> Task brief:
Each entry below is to be copied out exactly and in full.
---------- Task material ----------
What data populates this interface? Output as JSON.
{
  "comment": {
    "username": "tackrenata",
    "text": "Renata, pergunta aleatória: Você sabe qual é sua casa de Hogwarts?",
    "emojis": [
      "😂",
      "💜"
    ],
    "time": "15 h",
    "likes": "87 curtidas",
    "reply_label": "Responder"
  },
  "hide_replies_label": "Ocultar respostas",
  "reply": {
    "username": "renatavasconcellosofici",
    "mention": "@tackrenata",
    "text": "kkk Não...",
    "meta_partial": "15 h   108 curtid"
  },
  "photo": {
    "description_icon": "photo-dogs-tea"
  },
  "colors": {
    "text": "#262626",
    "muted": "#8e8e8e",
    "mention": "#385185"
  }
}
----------
> Your solution:
What data populates this interface? Output as JSON.
{
  "comment": {
    "username": "tackrenata",
    "text": "Renata, pergunta aleatória: Você sabe qual é sua casa de Hogwarts?",
    "emojis": [
      "😂",
      "💜"
    ],
    "time": "15 h",
    "likes": "87 curtidas",
    "reply_label": "Responder"
  },
  "hide_replies_label": "Ocultar respostas",
  "reply": {
    "username": "renatavasconcellosofici",
    "mention": "@tackrenata",
    "text": "kkk Não...",
    "meta_partial": "15 h   108 curtid"
  },
  "photo": {
    "description_icon": "photo-dogs-tea"
  },
  "colors": {
    "text": "#262626",
    "muted": "#8e8e8e",
    "mention": "#385185"
  }
}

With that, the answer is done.